**How to complete this task:**
For each line below that includes the string "showing", show the whole line.

### Source data ###

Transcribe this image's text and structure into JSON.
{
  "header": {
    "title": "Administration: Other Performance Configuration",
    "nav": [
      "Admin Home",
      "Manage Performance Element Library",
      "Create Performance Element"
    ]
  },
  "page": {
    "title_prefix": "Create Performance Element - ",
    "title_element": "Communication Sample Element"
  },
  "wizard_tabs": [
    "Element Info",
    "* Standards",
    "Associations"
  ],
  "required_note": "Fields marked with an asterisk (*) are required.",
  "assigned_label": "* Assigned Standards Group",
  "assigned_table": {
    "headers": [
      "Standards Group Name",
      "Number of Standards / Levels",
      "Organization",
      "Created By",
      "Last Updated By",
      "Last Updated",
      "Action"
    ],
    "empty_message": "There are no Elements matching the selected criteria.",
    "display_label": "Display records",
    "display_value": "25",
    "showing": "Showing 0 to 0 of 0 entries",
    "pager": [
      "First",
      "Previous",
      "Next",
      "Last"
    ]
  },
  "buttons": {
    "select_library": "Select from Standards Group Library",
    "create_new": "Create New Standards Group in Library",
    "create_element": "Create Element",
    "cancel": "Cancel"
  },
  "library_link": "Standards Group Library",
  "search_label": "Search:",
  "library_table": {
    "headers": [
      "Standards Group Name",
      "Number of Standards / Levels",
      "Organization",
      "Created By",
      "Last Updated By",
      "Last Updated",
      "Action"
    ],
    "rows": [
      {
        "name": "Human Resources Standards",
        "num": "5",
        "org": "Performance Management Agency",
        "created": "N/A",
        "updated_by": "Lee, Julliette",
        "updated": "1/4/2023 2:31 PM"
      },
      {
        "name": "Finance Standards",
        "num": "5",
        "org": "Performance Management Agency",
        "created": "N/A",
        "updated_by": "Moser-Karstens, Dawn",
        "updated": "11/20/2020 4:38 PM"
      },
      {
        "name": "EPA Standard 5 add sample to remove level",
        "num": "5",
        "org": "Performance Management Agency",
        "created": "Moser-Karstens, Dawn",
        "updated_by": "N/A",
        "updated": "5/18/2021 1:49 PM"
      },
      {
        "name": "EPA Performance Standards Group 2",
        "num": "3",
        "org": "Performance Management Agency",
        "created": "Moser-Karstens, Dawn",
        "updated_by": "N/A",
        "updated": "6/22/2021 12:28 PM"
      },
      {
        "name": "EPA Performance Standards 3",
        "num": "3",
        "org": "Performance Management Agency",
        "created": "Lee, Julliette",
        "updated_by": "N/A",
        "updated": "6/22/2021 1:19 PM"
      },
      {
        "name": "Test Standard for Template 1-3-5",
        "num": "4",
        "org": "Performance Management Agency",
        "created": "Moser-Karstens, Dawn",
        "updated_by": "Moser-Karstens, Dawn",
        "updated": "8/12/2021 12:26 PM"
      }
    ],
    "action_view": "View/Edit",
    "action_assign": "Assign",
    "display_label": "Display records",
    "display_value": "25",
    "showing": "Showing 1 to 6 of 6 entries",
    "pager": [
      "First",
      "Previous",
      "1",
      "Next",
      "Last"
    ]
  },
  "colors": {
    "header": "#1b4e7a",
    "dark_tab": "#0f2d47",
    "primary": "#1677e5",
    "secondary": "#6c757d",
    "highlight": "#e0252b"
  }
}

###

**Answer to this exercise:**
    "showing": "Showing 0 to 0 of 0 entries",
    "showing": "Showing 1 to 6 of 6 entries",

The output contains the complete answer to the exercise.